AIM OF THE TASK:
Identify all lines of the data containing the string "http" and copy them.

[Saved data entries]
□ □ □

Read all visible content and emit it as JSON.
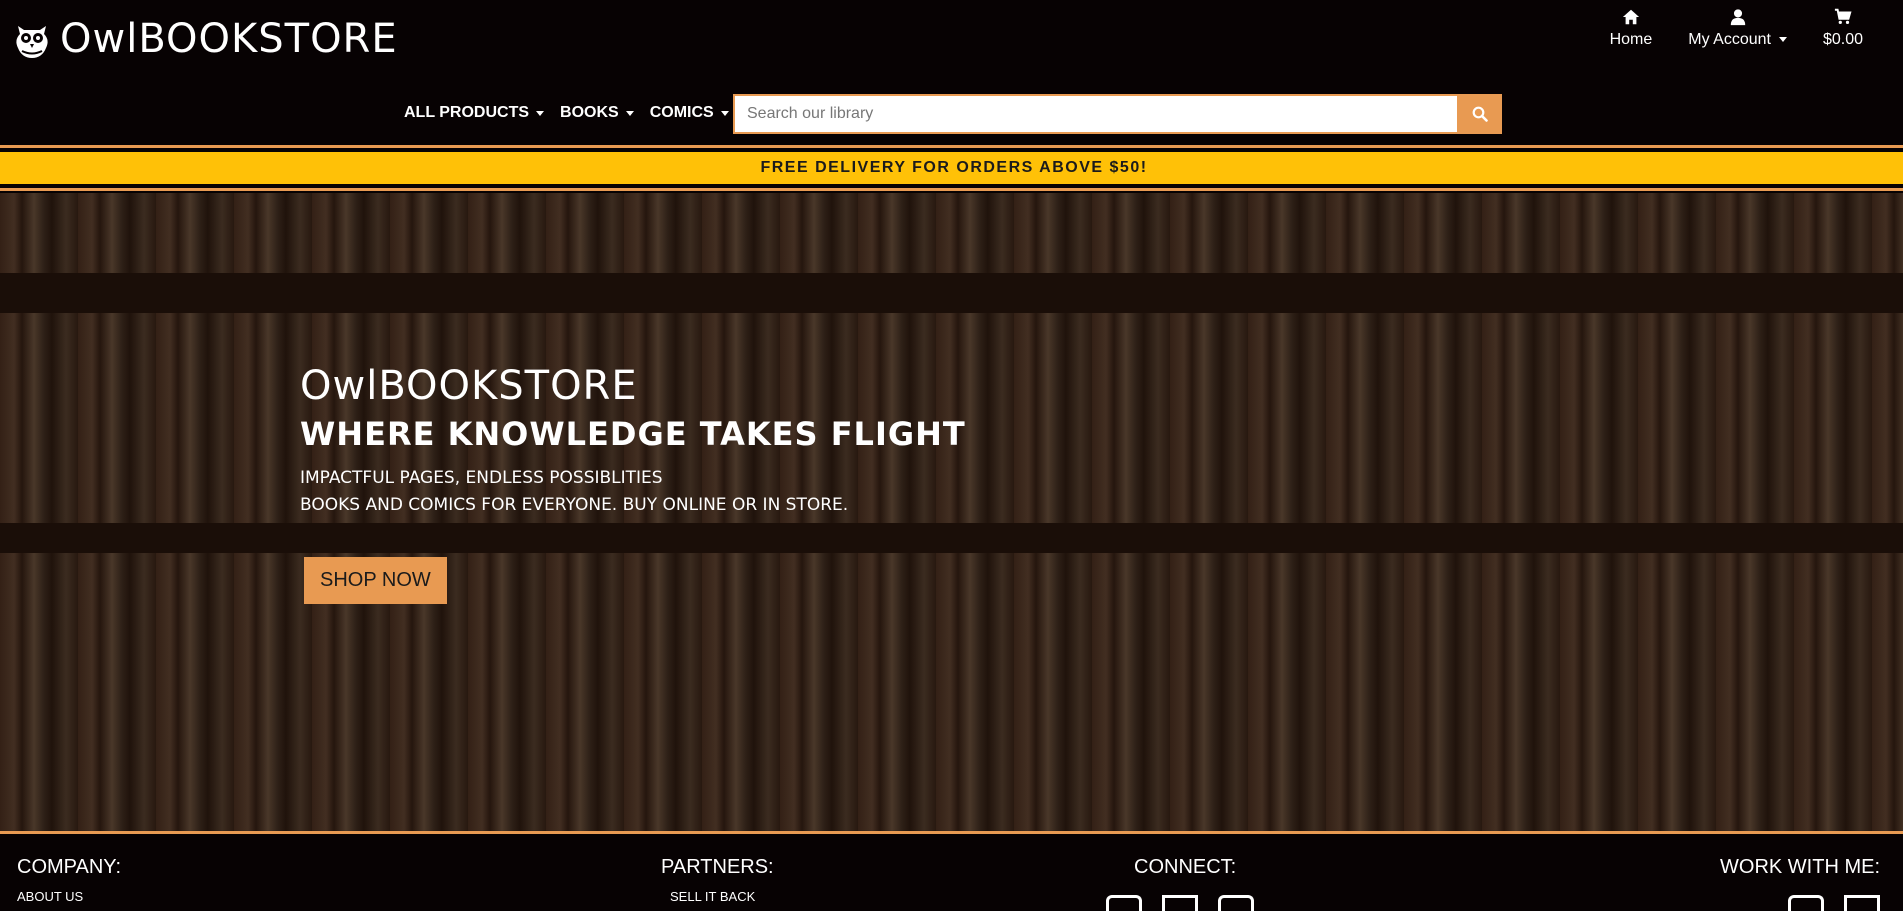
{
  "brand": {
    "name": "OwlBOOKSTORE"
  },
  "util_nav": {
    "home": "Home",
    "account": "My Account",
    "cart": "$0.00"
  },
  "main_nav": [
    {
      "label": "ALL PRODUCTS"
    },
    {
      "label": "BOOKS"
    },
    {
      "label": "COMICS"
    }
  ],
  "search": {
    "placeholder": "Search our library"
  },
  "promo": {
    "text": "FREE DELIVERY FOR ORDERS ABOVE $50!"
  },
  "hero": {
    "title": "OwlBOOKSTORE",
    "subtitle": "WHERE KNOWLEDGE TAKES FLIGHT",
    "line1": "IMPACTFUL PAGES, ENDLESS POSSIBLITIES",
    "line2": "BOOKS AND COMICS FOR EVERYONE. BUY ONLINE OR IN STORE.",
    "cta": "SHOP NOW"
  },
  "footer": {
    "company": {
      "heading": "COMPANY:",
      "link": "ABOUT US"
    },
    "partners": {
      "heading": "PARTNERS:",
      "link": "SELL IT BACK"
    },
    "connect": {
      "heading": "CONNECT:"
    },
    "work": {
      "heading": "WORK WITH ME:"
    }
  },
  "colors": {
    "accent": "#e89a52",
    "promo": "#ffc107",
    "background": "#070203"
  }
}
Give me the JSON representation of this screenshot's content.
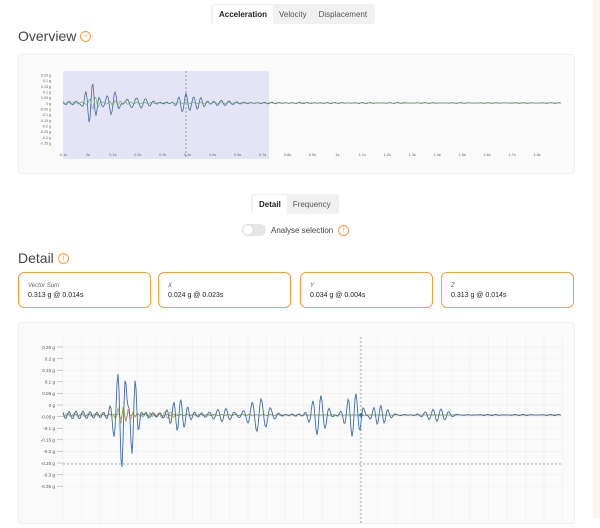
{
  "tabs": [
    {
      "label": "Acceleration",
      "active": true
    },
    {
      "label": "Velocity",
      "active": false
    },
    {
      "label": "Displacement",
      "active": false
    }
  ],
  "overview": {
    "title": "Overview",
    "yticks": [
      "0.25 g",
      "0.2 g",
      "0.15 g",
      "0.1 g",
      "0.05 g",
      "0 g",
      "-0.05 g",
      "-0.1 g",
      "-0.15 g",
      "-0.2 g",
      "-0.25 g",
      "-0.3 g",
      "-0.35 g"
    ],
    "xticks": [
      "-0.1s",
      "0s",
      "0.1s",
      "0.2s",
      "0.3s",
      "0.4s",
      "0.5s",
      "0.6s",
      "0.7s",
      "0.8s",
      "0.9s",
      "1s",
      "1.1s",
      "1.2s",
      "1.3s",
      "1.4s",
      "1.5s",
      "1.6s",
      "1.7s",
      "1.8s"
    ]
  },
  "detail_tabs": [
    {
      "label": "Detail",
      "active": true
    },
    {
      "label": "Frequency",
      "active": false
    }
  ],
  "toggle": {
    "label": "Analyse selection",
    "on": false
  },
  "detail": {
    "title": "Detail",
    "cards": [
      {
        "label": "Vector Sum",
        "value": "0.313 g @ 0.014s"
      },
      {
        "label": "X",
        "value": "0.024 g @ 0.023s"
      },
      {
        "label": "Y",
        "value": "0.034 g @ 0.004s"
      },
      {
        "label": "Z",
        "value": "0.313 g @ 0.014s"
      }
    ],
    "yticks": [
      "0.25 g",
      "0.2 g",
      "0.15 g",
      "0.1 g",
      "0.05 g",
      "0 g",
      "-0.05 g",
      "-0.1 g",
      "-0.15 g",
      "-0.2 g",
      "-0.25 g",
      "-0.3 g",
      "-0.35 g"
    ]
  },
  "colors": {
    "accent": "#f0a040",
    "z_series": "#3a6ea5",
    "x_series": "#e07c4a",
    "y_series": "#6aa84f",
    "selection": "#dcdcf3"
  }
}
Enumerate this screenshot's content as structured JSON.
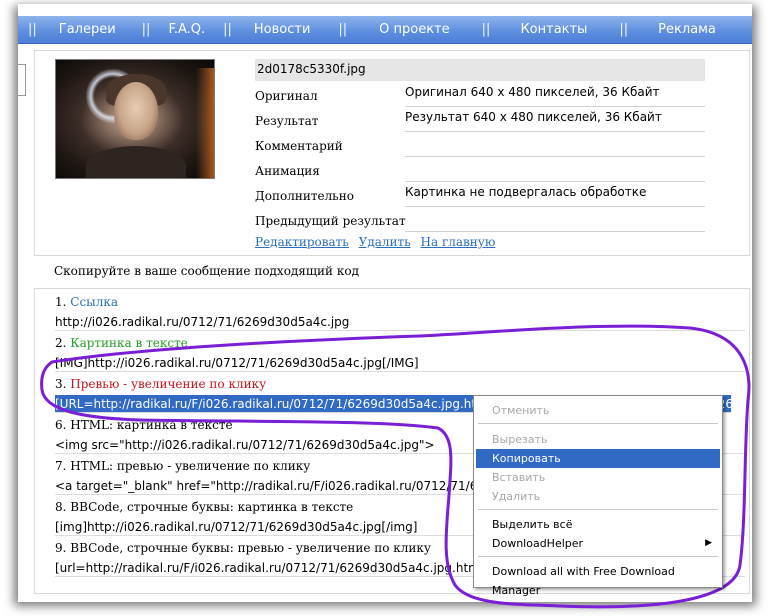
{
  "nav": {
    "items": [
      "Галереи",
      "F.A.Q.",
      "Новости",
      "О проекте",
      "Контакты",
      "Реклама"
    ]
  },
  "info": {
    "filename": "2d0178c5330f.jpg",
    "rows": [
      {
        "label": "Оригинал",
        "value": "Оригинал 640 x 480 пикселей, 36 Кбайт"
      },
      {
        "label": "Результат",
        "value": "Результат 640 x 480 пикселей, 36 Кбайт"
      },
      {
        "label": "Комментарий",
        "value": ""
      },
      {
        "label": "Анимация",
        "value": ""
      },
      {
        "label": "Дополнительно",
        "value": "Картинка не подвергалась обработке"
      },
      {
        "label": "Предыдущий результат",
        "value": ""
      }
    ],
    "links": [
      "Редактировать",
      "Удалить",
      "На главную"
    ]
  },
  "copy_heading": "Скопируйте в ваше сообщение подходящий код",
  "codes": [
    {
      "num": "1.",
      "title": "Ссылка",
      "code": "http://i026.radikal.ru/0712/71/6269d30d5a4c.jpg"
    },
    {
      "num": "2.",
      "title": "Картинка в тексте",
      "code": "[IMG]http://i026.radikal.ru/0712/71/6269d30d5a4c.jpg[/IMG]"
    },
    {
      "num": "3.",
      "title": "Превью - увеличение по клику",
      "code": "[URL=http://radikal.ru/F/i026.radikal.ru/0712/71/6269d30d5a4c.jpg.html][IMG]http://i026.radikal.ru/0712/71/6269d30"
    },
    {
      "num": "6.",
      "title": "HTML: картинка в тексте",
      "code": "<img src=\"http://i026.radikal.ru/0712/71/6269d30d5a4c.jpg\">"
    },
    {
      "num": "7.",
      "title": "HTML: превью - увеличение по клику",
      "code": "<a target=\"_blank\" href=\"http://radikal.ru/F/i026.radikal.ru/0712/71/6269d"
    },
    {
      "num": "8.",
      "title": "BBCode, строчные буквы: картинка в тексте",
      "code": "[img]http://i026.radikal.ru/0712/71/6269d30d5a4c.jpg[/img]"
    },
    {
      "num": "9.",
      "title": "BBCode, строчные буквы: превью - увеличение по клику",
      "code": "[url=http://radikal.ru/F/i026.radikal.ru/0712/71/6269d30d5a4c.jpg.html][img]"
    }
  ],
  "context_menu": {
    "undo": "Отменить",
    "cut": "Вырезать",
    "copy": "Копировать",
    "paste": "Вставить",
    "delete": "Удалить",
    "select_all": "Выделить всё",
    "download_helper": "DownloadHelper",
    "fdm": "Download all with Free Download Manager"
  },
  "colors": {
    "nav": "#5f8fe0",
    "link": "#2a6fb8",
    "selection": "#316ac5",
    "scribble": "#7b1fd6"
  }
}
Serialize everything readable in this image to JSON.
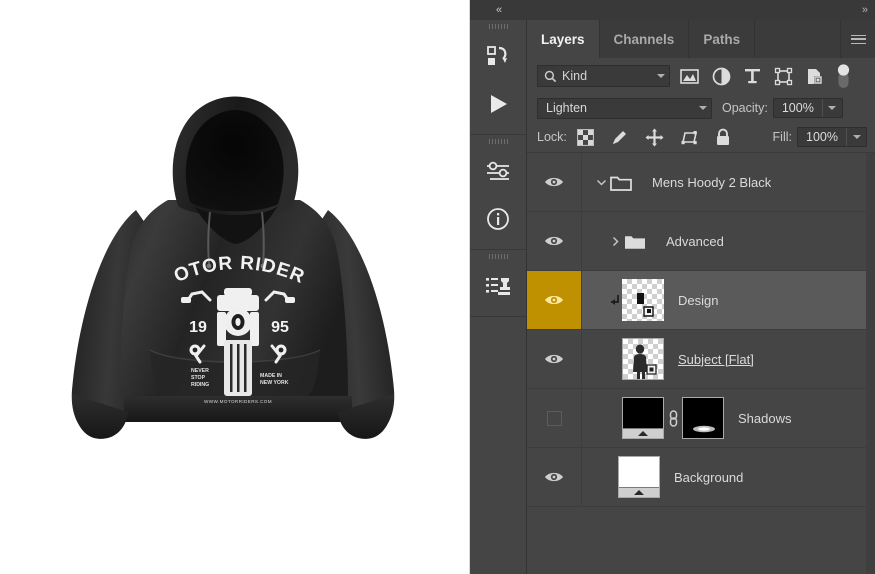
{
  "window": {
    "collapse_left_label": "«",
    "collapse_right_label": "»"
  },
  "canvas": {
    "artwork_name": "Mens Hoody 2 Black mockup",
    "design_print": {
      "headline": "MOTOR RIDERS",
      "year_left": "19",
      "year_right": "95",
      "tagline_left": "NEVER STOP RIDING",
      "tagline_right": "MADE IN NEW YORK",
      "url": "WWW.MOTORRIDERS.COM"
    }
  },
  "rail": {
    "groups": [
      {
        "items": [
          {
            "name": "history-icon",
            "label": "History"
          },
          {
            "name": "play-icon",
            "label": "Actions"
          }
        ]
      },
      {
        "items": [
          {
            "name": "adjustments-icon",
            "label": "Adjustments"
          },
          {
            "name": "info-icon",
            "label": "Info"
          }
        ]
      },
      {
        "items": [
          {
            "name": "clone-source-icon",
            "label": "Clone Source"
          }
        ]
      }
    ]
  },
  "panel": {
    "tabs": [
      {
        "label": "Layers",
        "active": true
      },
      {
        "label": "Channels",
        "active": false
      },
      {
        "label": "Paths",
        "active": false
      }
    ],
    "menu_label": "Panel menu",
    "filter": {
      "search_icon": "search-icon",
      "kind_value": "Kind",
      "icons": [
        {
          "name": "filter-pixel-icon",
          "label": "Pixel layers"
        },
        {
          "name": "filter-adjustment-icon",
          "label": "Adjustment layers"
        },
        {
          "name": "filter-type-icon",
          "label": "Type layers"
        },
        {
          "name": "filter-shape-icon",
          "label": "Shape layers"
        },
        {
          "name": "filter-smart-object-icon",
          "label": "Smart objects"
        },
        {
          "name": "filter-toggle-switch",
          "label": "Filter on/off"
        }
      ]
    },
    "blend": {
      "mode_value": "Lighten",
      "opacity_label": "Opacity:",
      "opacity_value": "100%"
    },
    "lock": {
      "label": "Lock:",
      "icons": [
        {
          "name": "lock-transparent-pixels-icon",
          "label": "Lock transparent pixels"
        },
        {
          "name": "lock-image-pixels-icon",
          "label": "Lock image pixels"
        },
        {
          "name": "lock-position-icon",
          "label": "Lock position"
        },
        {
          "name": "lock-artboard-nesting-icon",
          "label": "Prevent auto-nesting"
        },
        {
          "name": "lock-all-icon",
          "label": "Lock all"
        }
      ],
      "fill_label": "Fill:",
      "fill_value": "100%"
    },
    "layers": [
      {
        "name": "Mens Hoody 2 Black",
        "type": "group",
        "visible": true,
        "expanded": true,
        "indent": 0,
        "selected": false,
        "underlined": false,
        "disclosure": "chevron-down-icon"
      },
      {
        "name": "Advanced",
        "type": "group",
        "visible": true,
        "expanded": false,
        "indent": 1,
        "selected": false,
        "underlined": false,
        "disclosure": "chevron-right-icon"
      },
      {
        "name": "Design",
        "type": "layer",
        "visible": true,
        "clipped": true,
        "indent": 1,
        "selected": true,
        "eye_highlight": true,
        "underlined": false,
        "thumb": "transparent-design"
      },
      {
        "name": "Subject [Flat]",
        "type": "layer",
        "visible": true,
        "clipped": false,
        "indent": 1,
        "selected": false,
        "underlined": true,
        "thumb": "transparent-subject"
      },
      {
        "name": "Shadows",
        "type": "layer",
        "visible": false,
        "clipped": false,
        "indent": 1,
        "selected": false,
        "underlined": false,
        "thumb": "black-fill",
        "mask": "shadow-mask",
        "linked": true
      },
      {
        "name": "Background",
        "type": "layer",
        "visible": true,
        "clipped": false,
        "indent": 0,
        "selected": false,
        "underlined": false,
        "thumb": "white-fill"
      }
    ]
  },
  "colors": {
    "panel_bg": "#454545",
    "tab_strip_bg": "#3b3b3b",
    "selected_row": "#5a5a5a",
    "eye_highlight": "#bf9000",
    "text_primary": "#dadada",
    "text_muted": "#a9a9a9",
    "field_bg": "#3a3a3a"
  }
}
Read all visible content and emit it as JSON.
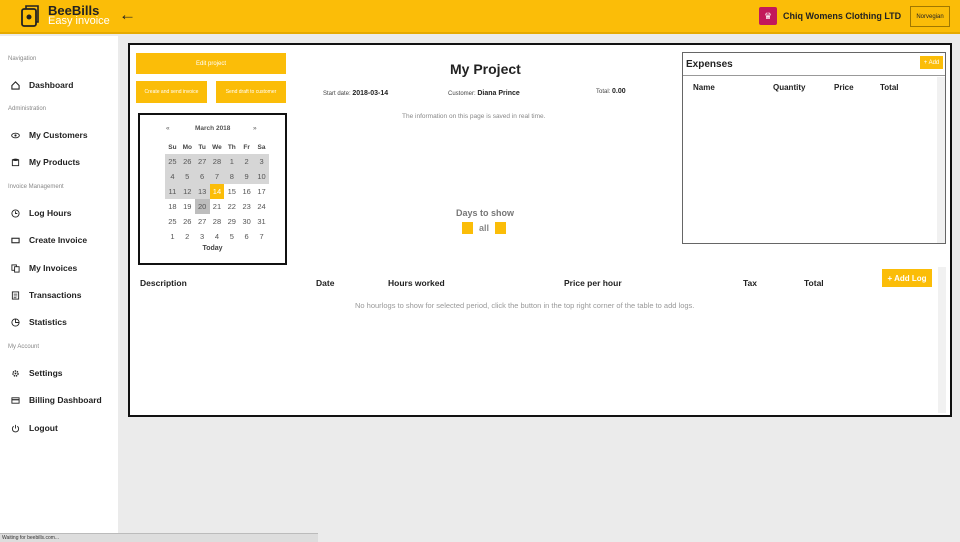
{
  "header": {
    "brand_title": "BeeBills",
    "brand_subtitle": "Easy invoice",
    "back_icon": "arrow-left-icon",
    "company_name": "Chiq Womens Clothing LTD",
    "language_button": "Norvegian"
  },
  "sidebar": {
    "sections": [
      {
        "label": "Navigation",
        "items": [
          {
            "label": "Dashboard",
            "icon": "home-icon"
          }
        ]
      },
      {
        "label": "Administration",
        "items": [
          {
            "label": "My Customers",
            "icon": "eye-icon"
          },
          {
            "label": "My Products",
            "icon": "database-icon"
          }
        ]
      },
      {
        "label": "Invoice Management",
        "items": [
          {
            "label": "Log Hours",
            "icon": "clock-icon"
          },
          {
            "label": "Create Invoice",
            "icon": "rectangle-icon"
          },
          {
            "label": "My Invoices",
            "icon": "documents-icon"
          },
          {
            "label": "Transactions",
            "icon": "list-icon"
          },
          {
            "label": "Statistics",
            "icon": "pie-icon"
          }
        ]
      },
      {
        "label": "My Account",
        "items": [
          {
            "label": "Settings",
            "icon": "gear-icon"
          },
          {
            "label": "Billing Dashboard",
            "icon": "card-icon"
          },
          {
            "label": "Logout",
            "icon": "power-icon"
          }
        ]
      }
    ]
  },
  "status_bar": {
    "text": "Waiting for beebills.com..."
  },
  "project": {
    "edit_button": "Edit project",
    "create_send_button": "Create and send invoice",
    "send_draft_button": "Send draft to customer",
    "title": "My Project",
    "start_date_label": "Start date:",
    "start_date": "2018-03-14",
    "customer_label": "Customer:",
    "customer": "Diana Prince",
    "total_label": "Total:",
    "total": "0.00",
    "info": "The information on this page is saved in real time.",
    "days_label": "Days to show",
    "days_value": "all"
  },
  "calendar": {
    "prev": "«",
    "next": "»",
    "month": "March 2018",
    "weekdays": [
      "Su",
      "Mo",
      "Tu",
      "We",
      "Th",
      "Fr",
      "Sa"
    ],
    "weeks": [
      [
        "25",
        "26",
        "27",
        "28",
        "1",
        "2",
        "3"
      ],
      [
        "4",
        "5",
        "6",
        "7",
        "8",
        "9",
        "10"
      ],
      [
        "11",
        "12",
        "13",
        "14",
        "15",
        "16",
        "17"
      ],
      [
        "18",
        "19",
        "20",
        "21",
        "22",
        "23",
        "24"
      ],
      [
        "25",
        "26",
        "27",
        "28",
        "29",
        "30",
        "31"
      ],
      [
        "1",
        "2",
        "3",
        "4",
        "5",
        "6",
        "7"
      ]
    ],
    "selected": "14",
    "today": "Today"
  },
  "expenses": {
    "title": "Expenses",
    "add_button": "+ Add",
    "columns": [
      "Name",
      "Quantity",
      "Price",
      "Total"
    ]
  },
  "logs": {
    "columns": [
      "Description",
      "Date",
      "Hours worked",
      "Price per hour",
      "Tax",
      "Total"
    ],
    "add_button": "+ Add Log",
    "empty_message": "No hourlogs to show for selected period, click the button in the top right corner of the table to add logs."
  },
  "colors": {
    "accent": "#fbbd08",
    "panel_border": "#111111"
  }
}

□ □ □

OUTPUT OF THE EXERCISE:
      "code": "http://i026.radikal.ru/0712/71/6269d30d5a4c.jpg"
      "code": "[IMG]http://i026.radikal.ru/0712/71/6269d30d5a4c.jpg[/IMG]"
      "code": "[URL=http://radikal.ru/F/i026.radikal.ru/0712/71/6269d30d5a4c.jpg.html][IMG]http://i026.radikal.ru/0712/71/6269d30"
      "code": "<img src=\"http://i026.radikal.ru/0712/71/6269d30d5a4c.jpg\">"
      "code": "<a target=\"_blank\" href=\"http://radikal.ru/F/i026.radikal.ru/0712/71/6269d"
      "code": "[img]http://i026.radikal.ru/0712/71/6269d30d5a4c.jpg[/img]"
      "code": "[url=http://radikal.ru/F/i026.radikal.ru/0712/71/6269d30d5a4c.jpg.html][img]"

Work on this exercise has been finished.